#### [ACTIVITY]
Each entry must be restated word for word, with nothing omitted.

(Stored records)
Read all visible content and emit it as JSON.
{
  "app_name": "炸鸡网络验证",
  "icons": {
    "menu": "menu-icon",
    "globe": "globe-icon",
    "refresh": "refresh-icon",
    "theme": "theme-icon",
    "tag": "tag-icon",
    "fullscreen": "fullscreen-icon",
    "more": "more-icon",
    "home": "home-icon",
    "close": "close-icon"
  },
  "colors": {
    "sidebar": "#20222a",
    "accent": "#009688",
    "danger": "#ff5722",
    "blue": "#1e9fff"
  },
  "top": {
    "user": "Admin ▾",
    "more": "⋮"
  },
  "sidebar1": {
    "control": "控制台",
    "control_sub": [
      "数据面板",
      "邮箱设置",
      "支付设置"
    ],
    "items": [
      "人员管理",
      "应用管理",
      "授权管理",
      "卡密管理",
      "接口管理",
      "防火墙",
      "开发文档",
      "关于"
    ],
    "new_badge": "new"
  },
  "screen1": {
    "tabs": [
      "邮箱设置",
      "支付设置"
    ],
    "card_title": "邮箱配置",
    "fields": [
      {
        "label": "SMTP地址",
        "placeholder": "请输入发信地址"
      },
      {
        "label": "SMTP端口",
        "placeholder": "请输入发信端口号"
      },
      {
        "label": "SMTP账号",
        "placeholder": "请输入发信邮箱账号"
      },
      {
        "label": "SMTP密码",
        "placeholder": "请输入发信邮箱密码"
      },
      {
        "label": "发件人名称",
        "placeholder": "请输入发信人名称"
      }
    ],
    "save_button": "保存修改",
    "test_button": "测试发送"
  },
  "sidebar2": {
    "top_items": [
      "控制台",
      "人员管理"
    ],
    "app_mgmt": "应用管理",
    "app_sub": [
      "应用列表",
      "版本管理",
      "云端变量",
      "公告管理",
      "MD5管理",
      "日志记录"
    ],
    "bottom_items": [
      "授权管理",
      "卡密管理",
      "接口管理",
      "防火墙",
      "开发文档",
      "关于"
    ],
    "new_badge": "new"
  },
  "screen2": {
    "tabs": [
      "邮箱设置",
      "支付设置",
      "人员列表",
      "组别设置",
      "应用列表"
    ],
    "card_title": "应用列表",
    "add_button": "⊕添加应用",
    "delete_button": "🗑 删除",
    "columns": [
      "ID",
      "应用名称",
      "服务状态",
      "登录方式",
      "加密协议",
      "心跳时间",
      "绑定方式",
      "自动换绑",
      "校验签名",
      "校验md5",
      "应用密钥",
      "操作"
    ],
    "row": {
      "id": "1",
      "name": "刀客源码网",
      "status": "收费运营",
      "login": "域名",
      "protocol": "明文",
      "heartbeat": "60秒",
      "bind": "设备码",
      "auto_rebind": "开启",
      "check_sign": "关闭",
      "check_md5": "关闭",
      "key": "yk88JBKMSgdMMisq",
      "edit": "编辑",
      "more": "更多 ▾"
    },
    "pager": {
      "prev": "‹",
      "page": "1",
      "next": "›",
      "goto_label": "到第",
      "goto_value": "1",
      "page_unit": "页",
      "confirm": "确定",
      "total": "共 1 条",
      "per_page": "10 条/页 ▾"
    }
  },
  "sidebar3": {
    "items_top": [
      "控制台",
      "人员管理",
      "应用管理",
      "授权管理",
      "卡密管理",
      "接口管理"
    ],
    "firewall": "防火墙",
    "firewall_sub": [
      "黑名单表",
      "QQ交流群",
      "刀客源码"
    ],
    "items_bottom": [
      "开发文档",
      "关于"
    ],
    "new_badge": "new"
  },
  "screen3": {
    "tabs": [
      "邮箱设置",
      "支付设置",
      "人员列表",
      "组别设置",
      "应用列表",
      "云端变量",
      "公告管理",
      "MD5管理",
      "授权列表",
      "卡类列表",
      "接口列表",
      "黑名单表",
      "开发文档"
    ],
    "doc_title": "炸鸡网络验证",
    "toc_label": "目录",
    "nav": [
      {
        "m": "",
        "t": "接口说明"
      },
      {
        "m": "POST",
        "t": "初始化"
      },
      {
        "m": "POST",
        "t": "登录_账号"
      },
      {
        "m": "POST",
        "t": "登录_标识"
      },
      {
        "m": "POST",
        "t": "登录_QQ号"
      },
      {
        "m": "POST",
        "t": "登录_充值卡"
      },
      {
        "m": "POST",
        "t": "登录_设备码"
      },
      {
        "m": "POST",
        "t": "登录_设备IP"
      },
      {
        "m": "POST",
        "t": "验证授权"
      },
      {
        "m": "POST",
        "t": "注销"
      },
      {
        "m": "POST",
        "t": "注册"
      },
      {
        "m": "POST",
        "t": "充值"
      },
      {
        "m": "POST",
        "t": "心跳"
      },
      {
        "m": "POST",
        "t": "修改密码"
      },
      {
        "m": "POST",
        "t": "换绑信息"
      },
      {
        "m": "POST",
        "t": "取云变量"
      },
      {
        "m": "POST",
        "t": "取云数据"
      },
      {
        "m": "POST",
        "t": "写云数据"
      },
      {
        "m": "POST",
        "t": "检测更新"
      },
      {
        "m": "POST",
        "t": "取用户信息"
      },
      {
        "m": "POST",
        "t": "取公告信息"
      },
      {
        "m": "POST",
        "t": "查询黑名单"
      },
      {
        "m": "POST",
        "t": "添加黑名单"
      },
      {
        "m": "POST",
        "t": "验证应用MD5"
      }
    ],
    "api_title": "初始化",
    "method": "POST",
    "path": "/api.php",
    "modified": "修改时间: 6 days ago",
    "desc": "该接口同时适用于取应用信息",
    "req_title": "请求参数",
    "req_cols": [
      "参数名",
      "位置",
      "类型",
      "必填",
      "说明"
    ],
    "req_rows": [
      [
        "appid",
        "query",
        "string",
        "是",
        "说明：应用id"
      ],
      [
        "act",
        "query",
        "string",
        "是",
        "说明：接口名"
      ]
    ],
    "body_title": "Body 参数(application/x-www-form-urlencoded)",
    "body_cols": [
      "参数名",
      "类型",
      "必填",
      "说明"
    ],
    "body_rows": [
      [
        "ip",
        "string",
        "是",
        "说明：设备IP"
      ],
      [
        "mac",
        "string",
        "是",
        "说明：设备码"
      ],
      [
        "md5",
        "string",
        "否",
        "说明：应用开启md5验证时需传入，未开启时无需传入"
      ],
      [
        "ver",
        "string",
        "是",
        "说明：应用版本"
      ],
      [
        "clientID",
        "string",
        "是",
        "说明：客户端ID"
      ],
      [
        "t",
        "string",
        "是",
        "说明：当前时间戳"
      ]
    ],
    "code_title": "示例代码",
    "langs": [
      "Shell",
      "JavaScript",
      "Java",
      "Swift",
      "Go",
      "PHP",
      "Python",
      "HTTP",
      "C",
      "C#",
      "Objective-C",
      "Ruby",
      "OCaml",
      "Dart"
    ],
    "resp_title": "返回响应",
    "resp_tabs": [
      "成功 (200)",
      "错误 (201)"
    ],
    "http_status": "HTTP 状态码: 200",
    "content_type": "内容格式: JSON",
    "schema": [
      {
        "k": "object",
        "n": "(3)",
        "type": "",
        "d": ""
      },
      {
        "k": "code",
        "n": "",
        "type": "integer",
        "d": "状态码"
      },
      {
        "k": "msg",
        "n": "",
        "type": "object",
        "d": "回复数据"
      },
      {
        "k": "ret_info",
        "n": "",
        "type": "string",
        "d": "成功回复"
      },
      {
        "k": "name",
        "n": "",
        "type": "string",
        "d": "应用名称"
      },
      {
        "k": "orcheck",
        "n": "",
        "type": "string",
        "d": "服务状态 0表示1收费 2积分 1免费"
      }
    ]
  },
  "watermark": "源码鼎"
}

#### [RESPONSE AREA]
Read all visible content and emit it as JSON.
{
  "app_name": "炸鸡网络验证",
  "icons": {
    "menu": "menu-icon",
    "globe": "globe-icon",
    "refresh": "refresh-icon",
    "theme": "theme-icon",
    "tag": "tag-icon",
    "fullscreen": "fullscreen-icon",
    "more": "more-icon",
    "home": "home-icon",
    "close": "close-icon"
  },
  "colors": {
    "sidebar": "#20222a",
    "accent": "#009688",
    "danger": "#ff5722",
    "blue": "#1e9fff"
  },
  "top": {
    "user": "Admin ▾",
    "more": "⋮"
  },
  "sidebar1": {
    "control": "控制台",
    "control_sub": [
      "数据面板",
      "邮箱设置",
      "支付设置"
    ],
    "items": [
      "人员管理",
      "应用管理",
      "授权管理",
      "卡密管理",
      "接口管理",
      "防火墙",
      "开发文档",
      "关于"
    ],
    "new_badge": "new"
  },
  "screen1": {
    "tabs": [
      "邮箱设置",
      "支付设置"
    ],
    "card_title": "邮箱配置",
    "fields": [
      {
        "label": "SMTP地址",
        "placeholder": "请输入发信地址"
      },
      {
        "label": "SMTP端口",
        "placeholder": "请输入发信端口号"
      },
      {
        "label": "SMTP账号",
        "placeholder": "请输入发信邮箱账号"
      },
      {
        "label": "SMTP密码",
        "placeholder": "请输入发信邮箱密码"
      },
      {
        "label": "发件人名称",
        "placeholder": "请输入发信人名称"
      }
    ],
    "save_button": "保存修改",
    "test_button": "测试发送"
  },
  "sidebar2": {
    "top_items": [
      "控制台",
      "人员管理"
    ],
    "app_mgmt": "应用管理",
    "app_sub": [
      "应用列表",
      "版本管理",
      "云端变量",
      "公告管理",
      "MD5管理",
      "日志记录"
    ],
    "bottom_items": [
      "授权管理",
      "卡密管理",
      "接口管理",
      "防火墙",
      "开发文档",
      "关于"
    ],
    "new_badge": "new"
  },
  "screen2": {
    "tabs": [
      "邮箱设置",
      "支付设置",
      "人员列表",
      "组别设置",
      "应用列表"
    ],
    "card_title": "应用列表",
    "add_button": "⊕添加应用",
    "delete_button": "🗑 删除",
    "columns": [
      "ID",
      "应用名称",
      "服务状态",
      "登录方式",
      "加密协议",
      "心跳时间",
      "绑定方式",
      "自动换绑",
      "校验签名",
      "校验md5",
      "应用密钥",
      "操作"
    ],
    "row": {
      "id": "1",
      "name": "刀客源码网",
      "status": "收费运营",
      "login": "域名",
      "protocol": "明文",
      "heartbeat": "60秒",
      "bind": "设备码",
      "auto_rebind": "开启",
      "check_sign": "关闭",
      "check_md5": "关闭",
      "key": "yk88JBKMSgdMMisq",
      "edit": "编辑",
      "more": "更多 ▾"
    },
    "pager": {
      "prev": "‹",
      "page": "1",
      "next": "›",
      "goto_label": "到第",
      "goto_value": "1",
      "page_unit": "页",
      "confirm": "确定",
      "total": "共 1 条",
      "per_page": "10 条/页 ▾"
    }
  },
  "sidebar3": {
    "items_top": [
      "控制台",
      "人员管理",
      "应用管理",
      "授权管理",
      "卡密管理",
      "接口管理"
    ],
    "firewall": "防火墙",
    "firewall_sub": [
      "黑名单表",
      "QQ交流群",
      "刀客源码"
    ],
    "items_bottom": [
      "开发文档",
      "关于"
    ],
    "new_badge": "new"
  },
  "screen3": {
    "tabs": [
      "邮箱设置",
      "支付设置",
      "人员列表",
      "组别设置",
      "应用列表",
      "云端变量",
      "公告管理",
      "MD5管理",
      "授权列表",
      "卡类列表",
      "接口列表",
      "黑名单表",
      "开发文档"
    ],
    "doc_title": "炸鸡网络验证",
    "toc_label": "目录",
    "nav": [
      {
        "m": "",
        "t": "接口说明"
      },
      {
        "m": "POST",
        "t": "初始化"
      },
      {
        "m": "POST",
        "t": "登录_账号"
      },
      {
        "m": "POST",
        "t": "登录_标识"
      },
      {
        "m": "POST",
        "t": "登录_QQ号"
      },
      {
        "m": "POST",
        "t": "登录_充值卡"
      },
      {
        "m": "POST",
        "t": "登录_设备码"
      },
      {
        "m": "POST",
        "t": "登录_设备IP"
      },
      {
        "m": "POST",
        "t": "验证授权"
      },
      {
        "m": "POST",
        "t": "注销"
      },
      {
        "m": "POST",
        "t": "注册"
      },
      {
        "m": "POST",
        "t": "充值"
      },
      {
        "m": "POST",
        "t": "心跳"
      },
      {
        "m": "POST",
        "t": "修改密码"
      },
      {
        "m": "POST",
        "t": "换绑信息"
      },
      {
        "m": "POST",
        "t": "取云变量"
      },
      {
        "m": "POST",
        "t": "取云数据"
      },
      {
        "m": "POST",
        "t": "写云数据"
      },
      {
        "m": "POST",
        "t": "检测更新"
      },
      {
        "m": "POST",
        "t": "取用户信息"
      },
      {
        "m": "POST",
        "t": "取公告信息"
      },
      {
        "m": "POST",
        "t": "查询黑名单"
      },
      {
        "m": "POST",
        "t": "添加黑名单"
      },
      {
        "m": "POST",
        "t": "验证应用MD5"
      }
    ],
    "api_title": "初始化",
    "method": "POST",
    "path": "/api.php",
    "modified": "修改时间: 6 days ago",
    "desc": "该接口同时适用于取应用信息",
    "req_title": "请求参数",
    "req_cols": [
      "参数名",
      "位置",
      "类型",
      "必填",
      "说明"
    ],
    "req_rows": [
      [
        "appid",
        "query",
        "string",
        "是",
        "说明：应用id"
      ],
      [
        "act",
        "query",
        "string",
        "是",
        "说明：接口名"
      ]
    ],
    "body_title": "Body 参数(application/x-www-form-urlencoded)",
    "body_cols": [
      "参数名",
      "类型",
      "必填",
      "说明"
    ],
    "body_rows": [
      [
        "ip",
        "string",
        "是",
        "说明：设备IP"
      ],
      [
        "mac",
        "string",
        "是",
        "说明：设备码"
      ],
      [
        "md5",
        "string",
        "否",
        "说明：应用开启md5验证时需传入，未开启时无需传入"
      ],
      [
        "ver",
        "string",
        "是",
        "说明：应用版本"
      ],
      [
        "clientID",
        "string",
        "是",
        "说明：客户端ID"
      ],
      [
        "t",
        "string",
        "是",
        "说明：当前时间戳"
      ]
    ],
    "code_title": "示例代码",
    "langs": [
      "Shell",
      "JavaScript",
      "Java",
      "Swift",
      "Go",
      "PHP",
      "Python",
      "HTTP",
      "C",
      "C#",
      "Objective-C",
      "Ruby",
      "OCaml",
      "Dart"
    ],
    "resp_title": "返回响应",
    "resp_tabs": [
      "成功 (200)",
      "错误 (201)"
    ],
    "http_status": "HTTP 状态码: 200",
    "content_type": "内容格式: JSON",
    "schema": [
      {
        "k": "object",
        "n": "(3)",
        "type": "",
        "d": ""
      },
      {
        "k": "code",
        "n": "",
        "type": "integer",
        "d": "状态码"
      },
      {
        "k": "msg",
        "n": "",
        "type": "object",
        "d": "回复数据"
      },
      {
        "k": "ret_info",
        "n": "",
        "type": "string",
        "d": "成功回复"
      },
      {
        "k": "name",
        "n": "",
        "type": "string",
        "d": "应用名称"
      },
      {
        "k": "orcheck",
        "n": "",
        "type": "string",
        "d": "服务状态 0表示1收费 2积分 1免费"
      }
    ]
  },
  "watermark": "源码鼎"
}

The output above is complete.